# Activity
Copy each line containing the word "JSON" from the records that follow, please.

# Dataset records
+-------+

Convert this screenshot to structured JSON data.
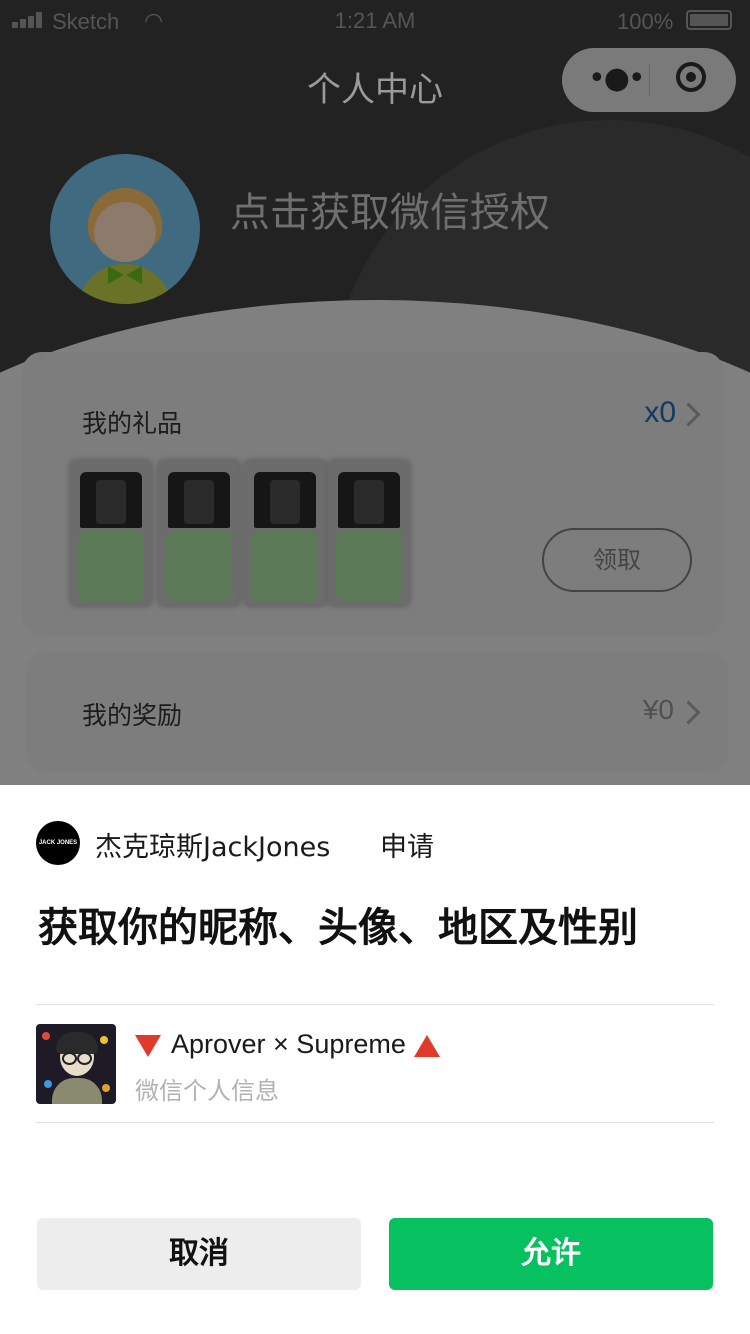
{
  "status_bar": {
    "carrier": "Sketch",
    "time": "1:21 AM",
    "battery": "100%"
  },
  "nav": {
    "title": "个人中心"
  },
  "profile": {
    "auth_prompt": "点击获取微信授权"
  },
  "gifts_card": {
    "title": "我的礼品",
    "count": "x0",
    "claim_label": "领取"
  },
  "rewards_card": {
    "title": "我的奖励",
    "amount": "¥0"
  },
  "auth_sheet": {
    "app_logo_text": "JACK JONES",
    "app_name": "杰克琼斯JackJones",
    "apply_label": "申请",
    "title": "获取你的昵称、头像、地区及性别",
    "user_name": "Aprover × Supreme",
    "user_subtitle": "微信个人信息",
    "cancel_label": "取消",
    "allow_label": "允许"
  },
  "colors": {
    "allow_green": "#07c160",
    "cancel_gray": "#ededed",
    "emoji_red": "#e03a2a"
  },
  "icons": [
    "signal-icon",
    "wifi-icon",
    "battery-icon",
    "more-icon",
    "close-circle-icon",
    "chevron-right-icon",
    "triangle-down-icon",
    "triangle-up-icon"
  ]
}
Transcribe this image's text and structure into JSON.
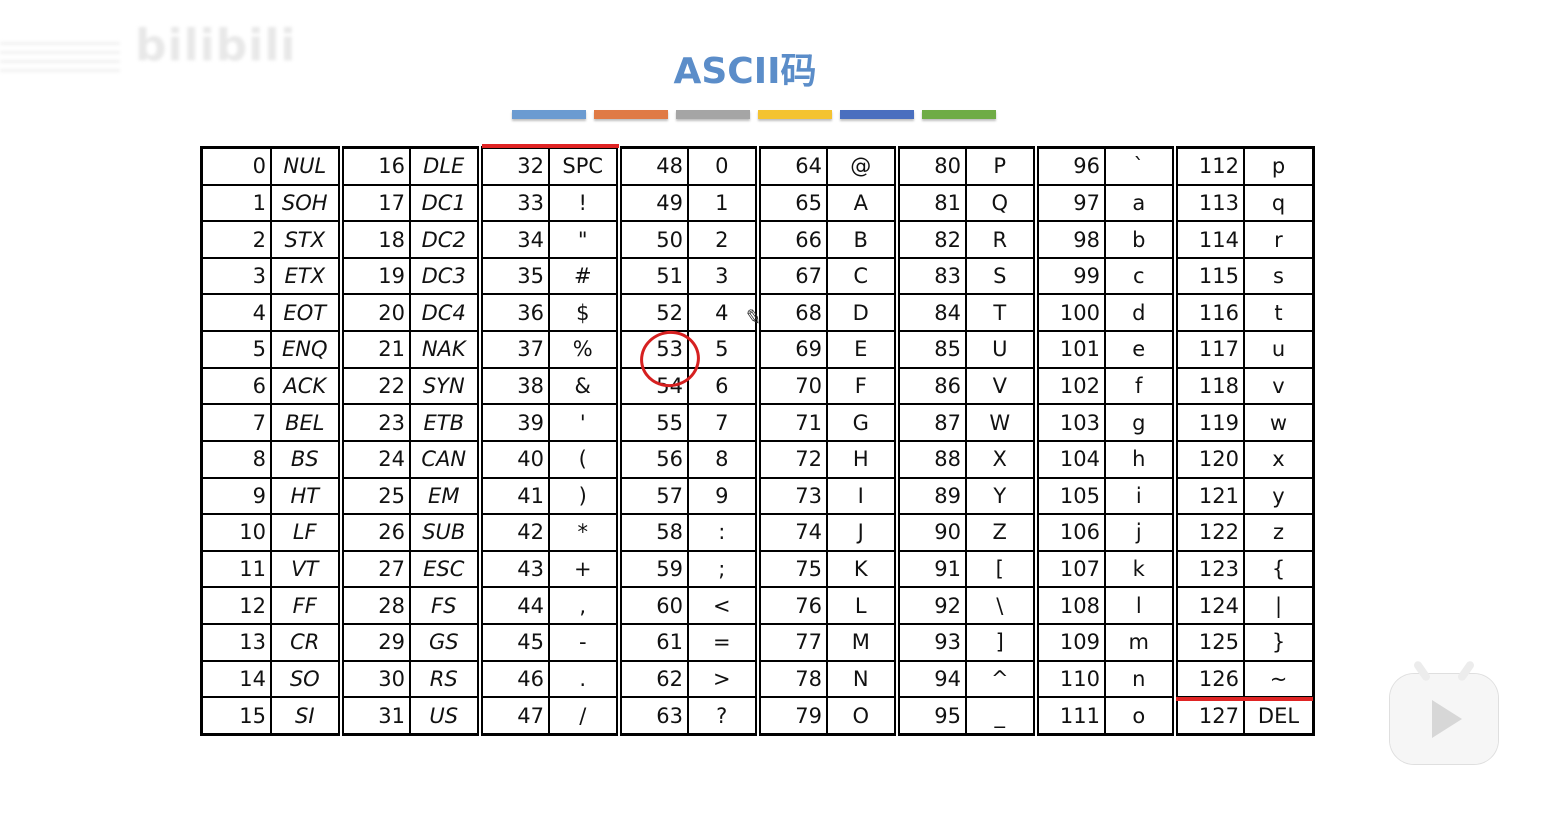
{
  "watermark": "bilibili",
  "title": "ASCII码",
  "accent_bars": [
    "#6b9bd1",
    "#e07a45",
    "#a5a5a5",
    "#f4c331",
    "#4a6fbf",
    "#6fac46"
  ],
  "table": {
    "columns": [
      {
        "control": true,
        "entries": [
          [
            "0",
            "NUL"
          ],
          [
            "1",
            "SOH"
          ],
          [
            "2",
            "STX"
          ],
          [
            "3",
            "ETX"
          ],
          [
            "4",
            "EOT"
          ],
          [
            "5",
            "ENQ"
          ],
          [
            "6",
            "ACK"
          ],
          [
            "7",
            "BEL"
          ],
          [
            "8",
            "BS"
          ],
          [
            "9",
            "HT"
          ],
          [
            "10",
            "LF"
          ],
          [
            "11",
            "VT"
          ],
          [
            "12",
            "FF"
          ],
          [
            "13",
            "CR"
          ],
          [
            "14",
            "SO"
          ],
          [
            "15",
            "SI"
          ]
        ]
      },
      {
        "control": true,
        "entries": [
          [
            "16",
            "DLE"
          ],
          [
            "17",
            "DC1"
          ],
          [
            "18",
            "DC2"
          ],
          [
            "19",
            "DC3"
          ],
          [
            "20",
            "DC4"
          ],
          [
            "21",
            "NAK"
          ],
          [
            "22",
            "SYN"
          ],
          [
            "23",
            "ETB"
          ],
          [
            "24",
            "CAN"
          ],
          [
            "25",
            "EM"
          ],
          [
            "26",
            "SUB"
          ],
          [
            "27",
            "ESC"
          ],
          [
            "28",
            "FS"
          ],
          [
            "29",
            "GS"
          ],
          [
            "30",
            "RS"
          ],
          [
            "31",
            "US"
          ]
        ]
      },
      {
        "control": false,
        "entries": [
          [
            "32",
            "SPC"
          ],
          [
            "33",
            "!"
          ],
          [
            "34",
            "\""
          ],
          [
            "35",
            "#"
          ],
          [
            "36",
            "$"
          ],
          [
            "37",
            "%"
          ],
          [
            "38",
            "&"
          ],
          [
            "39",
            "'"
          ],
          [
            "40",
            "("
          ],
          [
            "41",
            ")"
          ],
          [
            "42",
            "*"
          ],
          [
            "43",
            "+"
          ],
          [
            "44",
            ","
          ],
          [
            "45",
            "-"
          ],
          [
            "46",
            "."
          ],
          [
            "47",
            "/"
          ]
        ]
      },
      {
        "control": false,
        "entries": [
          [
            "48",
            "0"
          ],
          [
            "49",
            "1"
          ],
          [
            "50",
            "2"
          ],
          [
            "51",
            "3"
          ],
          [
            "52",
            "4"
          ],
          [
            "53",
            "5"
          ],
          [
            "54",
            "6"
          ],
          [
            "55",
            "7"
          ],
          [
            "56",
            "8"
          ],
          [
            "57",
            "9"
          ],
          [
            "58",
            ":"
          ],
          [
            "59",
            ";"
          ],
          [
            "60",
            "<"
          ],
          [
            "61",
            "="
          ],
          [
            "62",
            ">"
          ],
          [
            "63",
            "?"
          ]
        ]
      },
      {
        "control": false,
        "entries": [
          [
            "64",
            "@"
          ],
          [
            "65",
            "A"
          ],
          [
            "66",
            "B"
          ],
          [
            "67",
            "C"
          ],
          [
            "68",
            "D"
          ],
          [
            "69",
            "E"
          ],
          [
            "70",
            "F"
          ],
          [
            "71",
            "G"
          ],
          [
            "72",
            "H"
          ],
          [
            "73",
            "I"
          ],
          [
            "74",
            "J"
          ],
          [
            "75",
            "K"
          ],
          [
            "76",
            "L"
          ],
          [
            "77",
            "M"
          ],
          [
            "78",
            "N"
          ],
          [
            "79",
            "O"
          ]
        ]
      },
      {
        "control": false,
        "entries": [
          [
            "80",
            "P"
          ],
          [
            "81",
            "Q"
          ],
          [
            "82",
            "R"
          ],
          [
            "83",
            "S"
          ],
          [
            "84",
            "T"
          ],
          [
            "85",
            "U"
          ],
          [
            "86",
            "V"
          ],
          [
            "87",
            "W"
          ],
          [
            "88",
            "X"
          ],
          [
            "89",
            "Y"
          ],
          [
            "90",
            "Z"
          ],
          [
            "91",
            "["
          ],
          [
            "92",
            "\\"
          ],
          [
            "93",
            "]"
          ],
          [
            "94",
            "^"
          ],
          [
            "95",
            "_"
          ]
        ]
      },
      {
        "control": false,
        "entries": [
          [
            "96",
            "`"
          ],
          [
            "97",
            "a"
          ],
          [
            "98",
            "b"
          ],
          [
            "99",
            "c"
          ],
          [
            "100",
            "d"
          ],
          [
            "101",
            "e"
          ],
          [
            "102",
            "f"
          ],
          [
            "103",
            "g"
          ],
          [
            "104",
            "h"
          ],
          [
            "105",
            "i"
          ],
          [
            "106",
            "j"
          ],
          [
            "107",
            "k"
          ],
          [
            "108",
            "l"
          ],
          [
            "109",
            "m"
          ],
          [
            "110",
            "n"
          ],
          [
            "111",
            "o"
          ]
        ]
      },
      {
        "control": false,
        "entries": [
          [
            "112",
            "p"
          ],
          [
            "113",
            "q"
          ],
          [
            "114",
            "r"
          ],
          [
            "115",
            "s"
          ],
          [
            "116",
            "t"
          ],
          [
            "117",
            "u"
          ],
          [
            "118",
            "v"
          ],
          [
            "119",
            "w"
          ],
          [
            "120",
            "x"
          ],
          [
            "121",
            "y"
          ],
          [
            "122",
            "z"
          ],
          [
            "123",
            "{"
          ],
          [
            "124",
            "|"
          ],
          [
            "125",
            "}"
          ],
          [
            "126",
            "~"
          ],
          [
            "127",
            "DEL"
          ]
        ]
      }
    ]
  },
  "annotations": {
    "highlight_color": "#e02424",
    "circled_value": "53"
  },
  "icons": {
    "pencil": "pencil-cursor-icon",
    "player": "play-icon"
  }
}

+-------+

# Answer for the task
Convert this screenshot to structured JSON data.
Transcribe this image's text and structure into JSON.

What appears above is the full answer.